Next, the output of an inverter/generator with under 3% THD:
And finally the plain generator showing less than 5% THD. Can see the difference but seems even the old and sensitive electronic devices I tried were not visibly affected
If anything, the home power is the ugliest wave. The important thing is that anything under about 6% THD is considered safe for sensitive electronics. It is clear that the generator is below this point and has a single major harmonic at about 4800 hz (well below the RF spectrum). I have asked Westpro if they can explain the 4800 (estimated) hz noise.
One major difference between a generator/inverter and a generator is a g/i can run at any speed since the output is rectified to DC then inverted back to AC. This allows most g/i machins to have an "ECO" or economy mode which slows the engine to just enough to maintain the load and stretch a tank of gas. Commony such a machine will slow from 5500 rpm (rated power) to 2000 rpm.
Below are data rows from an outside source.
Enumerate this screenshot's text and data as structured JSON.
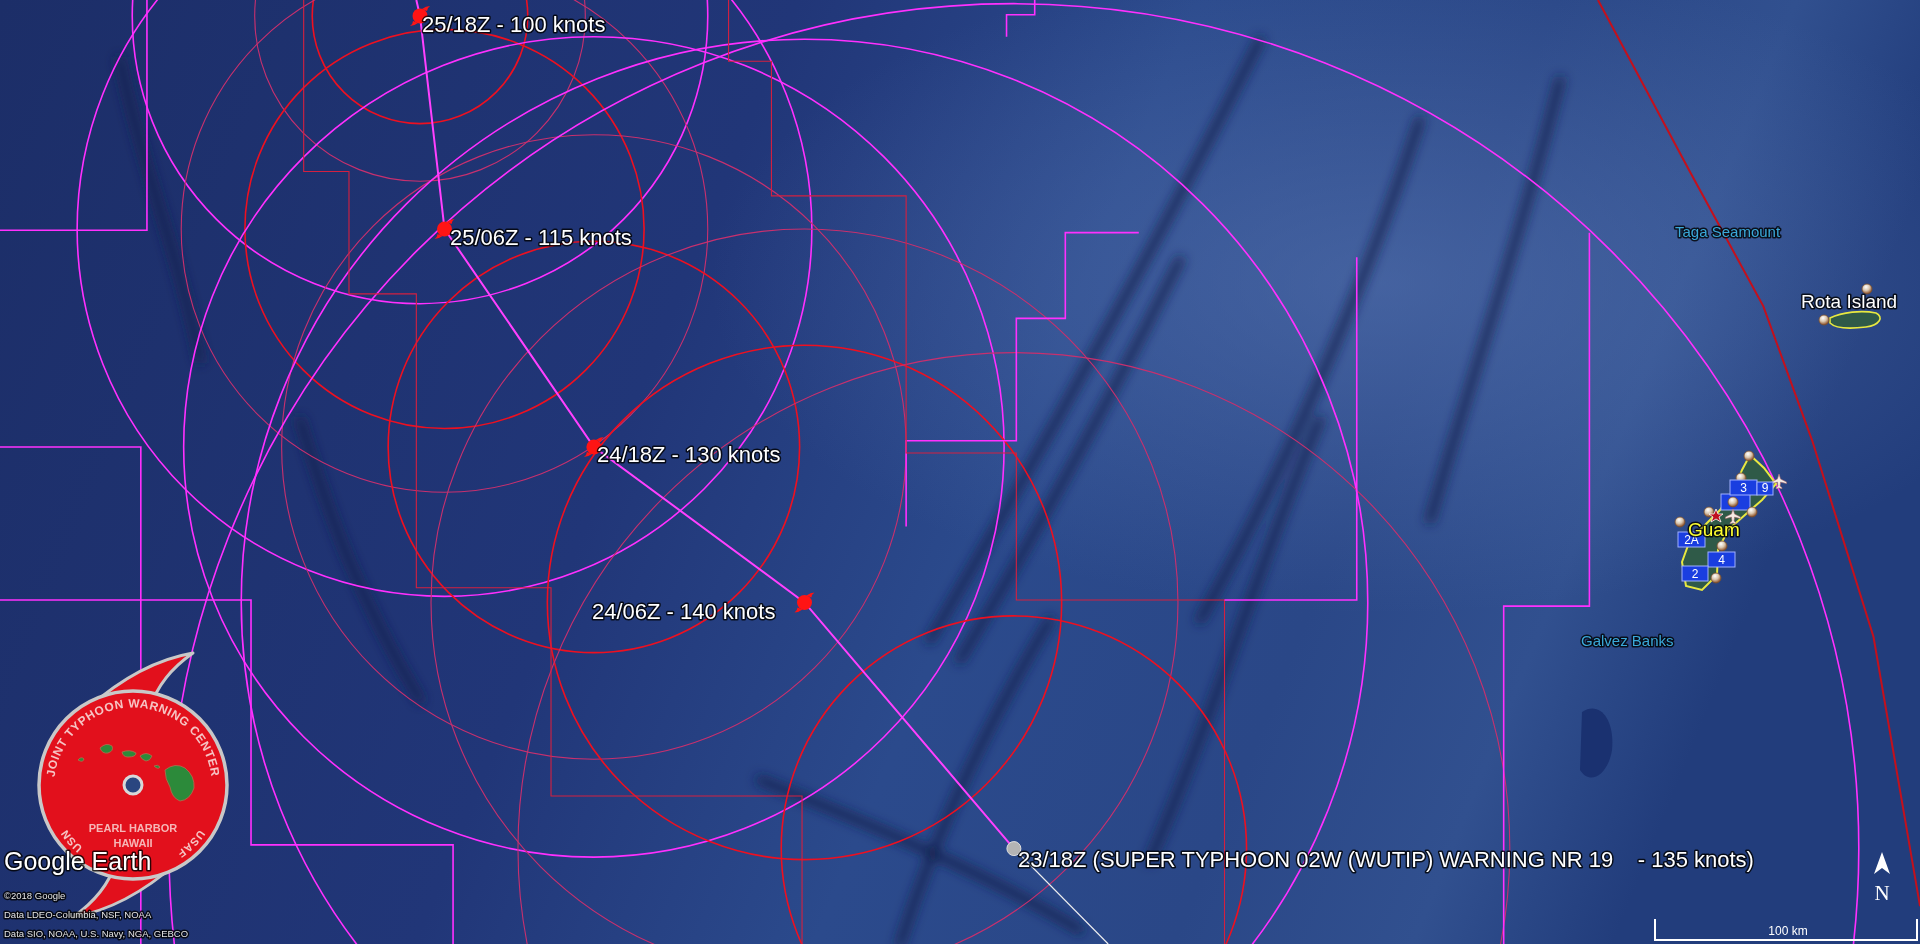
{
  "map": {
    "track_points": [
      {
        "kind": "forecast",
        "label": "25/18Z - 100 knots"
      },
      {
        "kind": "forecast",
        "label": "25/06Z - 115 knots"
      },
      {
        "kind": "forecast",
        "label": "24/18Z - 130 knots"
      },
      {
        "kind": "forecast",
        "label": "24/06Z - 140 knots"
      },
      {
        "kind": "current",
        "label": "23/18Z (SUPER TYPHOON 02W (WUTIP) WARNING NR 19    - 135 knots)"
      }
    ],
    "place_labels": [
      {
        "kind": "feature",
        "label": "Taga Seamount"
      },
      {
        "kind": "island",
        "label": "Rota Island"
      },
      {
        "kind": "major",
        "label": "Guam"
      },
      {
        "kind": "feature",
        "label": "Galvez Banks"
      }
    ],
    "site_markers": [
      {
        "label": "3"
      },
      {
        "label": "9"
      },
      {
        "label": "2A"
      },
      {
        "label": "4"
      },
      {
        "label": "2"
      }
    ]
  },
  "logo": {
    "arc_text": "JOINT TYPHOON WARNING CENTER",
    "left_text": "USN",
    "right_text": "USAF",
    "center_lines": [
      "PEARL HARBOR",
      "HAWAII"
    ]
  },
  "brand": "Google Earth",
  "credits": [
    "©2018 Google",
    "Data LDEO-Columbia, NSF, NOAA",
    "Data SIO, NOAA, U.S. Navy, NGA, GEBCO"
  ],
  "compass": "N",
  "scale_bar": "100 km"
}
As we saw in the initial tests some machines had difficulty ramping up to a sudden surge like an AC starting. Adding a soft-start device slowed the intial surge and gave the g/i devices more time to come up to speed.
Generators are different. To maintain 60hz the generator must hold exactly 3600 rpm so an ECO mode is impossible.Secondly they must maintain that exact speed when a surge occurs so modern generators use microcontrollers and servo throttles to respond very quickly to any change in demand. Second, very precise AVR (automatic voltage regulation) systems are needed to avoid under and over-shoots. This is where new devices have an advantage, even a decade ago such regulation was expensive and the province of 10KW and larger generators. This year is the first I have seen this capability in an inexpensive 3KW class device.
Note: waveforms were taken on a laptop using a SainSmart DDS-120 "oscilloscope", a 100X1 probe, and its enclosed software.
A very good writeup on THD can be found here.
Amazing how fast things change. Way back in 2014 when I realized I needed AC when dry camping, many did not think it possible. Proved it was and that resulted in the 2015 "shootout". Since then the manufacurers have been busy. 2016 was the year just about everyone had a 2KW class portable inverter generator and I said that that was enough for the AC but no reserve for much else and moved up to a 2400W/2100W continuous.
2017 seems to be the year of the "RV-Ready" 3K-4KW gensets, some loud others quiet, some <3% THD, others <5% THD, and a few more claiming RV with no THD rating atol. In February the Westpro was pretty much the only one (and still the only one with all of the features I wanted) now there are at least 4 others, expect a dozen by summer. And so it goes.